In the United States, one of the great concerns in the obesity epidemic is the disparity among racial and ethnic groups in the prevalence of obesity. Data from the Fragile Families and Child Well-being Study represent a birth cohort from 75 hospitals across 20 large cities in 15 states. At 3 years of age, 26% of Hispanic children were obese compared with 16% of black children and 15% of white children. This higher prevalence of obesity in Hispanic children was not explained by maternal education, household income, or children's food security status. Other yet unidentified factors must be explored to explain these differences, particularly since they occur so early in life.
A basic component of quality health care is that it be current, which requires continued lifelong learning by physicians. Unfortunately, most continuing medical education has been found to be ineffective in either changing behavior or improving care. Few studies have examined the efficacy of Web-based learning compared with traditional styles of continuing medical education. Gerard and colleagues conducted a randomized controlled trial to compare a traditional pediatric advanced life support course with a Web-based version. Students taking the Web-based pediatric advanced life support course performed very similarly to those taking the traditional course on follow-up evaluation, and all indicated that they would recommend it to a colleague. The findings in this study support the continued development and promotion of the Web-based pediatric advanced life support course.
Unwanted sex is a common element of the sexual experiences of many young women and is associated with harm to both physical and mental health. In this study of 279 females with a mean age of 16 years, 41% reported unwanted sex at least once. The most common type was owing to fear that the partner would get angry if denied sex; 10% reported being forced to have sex. Risk factors for unwanted sex were the woman having a baby with the partner, lack of sexual control with a partner, lower condom use, and partner's use of marijuana. These same behaviors can put women at risk of sexually transmitted infections and unwanted pregnancies.

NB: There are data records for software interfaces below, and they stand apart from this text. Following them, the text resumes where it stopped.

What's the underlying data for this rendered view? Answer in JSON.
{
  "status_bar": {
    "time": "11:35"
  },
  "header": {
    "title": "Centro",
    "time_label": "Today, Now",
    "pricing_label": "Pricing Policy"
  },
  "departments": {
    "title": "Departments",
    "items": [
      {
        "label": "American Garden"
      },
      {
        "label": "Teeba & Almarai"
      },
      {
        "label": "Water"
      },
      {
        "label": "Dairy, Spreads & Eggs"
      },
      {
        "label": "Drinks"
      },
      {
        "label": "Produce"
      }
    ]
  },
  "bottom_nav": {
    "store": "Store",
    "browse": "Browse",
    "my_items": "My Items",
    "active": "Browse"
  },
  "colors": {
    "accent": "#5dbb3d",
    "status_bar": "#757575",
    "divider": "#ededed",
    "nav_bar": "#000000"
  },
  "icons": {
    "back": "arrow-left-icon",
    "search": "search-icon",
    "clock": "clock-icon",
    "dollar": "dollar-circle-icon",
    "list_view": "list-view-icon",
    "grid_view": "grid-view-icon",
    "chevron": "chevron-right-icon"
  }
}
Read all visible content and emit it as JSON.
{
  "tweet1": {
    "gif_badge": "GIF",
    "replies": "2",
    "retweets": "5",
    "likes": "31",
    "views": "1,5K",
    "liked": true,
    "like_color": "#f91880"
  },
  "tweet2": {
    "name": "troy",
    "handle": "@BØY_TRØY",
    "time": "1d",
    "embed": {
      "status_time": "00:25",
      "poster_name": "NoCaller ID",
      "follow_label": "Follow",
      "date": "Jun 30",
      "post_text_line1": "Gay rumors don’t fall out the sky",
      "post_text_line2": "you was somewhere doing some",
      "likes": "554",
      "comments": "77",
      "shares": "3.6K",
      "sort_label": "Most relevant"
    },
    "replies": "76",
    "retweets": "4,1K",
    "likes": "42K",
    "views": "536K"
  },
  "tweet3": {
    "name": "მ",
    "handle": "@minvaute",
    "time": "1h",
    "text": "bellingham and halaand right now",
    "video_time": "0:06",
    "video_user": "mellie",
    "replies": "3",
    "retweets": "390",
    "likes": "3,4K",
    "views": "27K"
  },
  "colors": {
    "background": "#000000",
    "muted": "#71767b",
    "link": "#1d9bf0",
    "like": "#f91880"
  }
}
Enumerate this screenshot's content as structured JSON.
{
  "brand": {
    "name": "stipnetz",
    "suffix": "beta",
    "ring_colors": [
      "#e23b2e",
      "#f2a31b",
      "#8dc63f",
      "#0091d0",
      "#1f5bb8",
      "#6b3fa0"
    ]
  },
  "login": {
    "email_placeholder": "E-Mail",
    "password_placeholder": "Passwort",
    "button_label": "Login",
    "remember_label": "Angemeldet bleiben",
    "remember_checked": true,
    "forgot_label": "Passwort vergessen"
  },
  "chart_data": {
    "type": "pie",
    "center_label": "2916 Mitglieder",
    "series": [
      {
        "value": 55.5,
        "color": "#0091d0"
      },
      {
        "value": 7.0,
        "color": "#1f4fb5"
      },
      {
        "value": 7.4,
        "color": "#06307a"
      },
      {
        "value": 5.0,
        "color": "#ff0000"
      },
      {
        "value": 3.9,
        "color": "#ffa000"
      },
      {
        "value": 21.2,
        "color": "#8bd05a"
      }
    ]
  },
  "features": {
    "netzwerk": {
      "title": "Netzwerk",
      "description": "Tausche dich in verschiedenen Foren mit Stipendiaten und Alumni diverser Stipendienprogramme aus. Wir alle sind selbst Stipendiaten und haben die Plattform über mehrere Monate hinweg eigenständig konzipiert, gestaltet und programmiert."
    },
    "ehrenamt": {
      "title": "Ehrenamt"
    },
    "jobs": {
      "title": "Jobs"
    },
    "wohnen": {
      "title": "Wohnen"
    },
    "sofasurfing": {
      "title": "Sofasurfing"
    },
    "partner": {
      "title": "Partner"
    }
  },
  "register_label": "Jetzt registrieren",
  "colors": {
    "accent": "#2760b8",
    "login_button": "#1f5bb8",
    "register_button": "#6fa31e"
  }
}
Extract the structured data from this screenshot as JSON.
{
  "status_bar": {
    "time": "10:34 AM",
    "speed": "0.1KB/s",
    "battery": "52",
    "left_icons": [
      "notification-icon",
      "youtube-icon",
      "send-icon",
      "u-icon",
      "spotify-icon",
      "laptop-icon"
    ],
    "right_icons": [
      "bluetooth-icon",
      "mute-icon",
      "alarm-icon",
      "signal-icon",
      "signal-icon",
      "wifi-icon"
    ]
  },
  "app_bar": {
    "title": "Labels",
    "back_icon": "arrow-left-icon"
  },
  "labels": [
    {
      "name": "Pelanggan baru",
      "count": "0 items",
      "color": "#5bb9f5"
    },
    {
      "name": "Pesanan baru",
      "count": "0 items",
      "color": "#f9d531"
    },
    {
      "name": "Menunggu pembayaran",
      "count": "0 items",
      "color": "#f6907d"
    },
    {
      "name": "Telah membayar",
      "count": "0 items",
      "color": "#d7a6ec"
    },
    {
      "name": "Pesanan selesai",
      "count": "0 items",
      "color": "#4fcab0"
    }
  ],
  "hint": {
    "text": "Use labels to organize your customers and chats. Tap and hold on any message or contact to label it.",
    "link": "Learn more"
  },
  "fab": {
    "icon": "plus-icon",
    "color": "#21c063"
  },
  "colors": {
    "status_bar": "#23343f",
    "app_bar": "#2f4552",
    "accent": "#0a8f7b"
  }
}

The effect of physical activity training on glycemic control of children with diabetes remains controversial. In this large cohort of 18 392 children with type 1 diabetes from 179 sites in Germany and Austria, regular physical activity was assessed. Glycemic control (as measured by hemoglobin A1c) was better at all ages in patients with more regular physical activity; in girls, this was also accompanied by a lower body mass index (calculated as weight in kilograms divided by the square of height in meters). Physical activity did not increase the chance of symptomatic hypoglycemia. Regular physical activity should be recommended in all patients with diabetes.
Glycosylated hemoglobin A1c (HbA1c) level in age groups stratified by frequency of regular physical activity (RPA) per week. RPA0 indicates none; RPA1, 1 or 2 times per week; and RPA2, 3 or more times per week.
Despite the availability of effective medication, many children with asthma have inadequate control of their symptoms, which results in frequent emergency department visits and hospital admissions. The objective of this randomized trial was to examine the effectiveness of a home-based educational intervention targeting symptom recognition and nebulizer use in young children with persistent asthma. Although most children in the study received appropriate nonurgent asthma care, the nebulizer education intervention had no impact on home nebulizer practice, asthma morbidity, or health care use. This study found a high rate of undertreatment and asthma mortality in young inner-city children.
This Month in Archives of Pediatrics & Adolescent Medicine. Arch Pediatr Adolesc Med. 2006;160(6):567. doi:10.1001/archpedi.160.6.567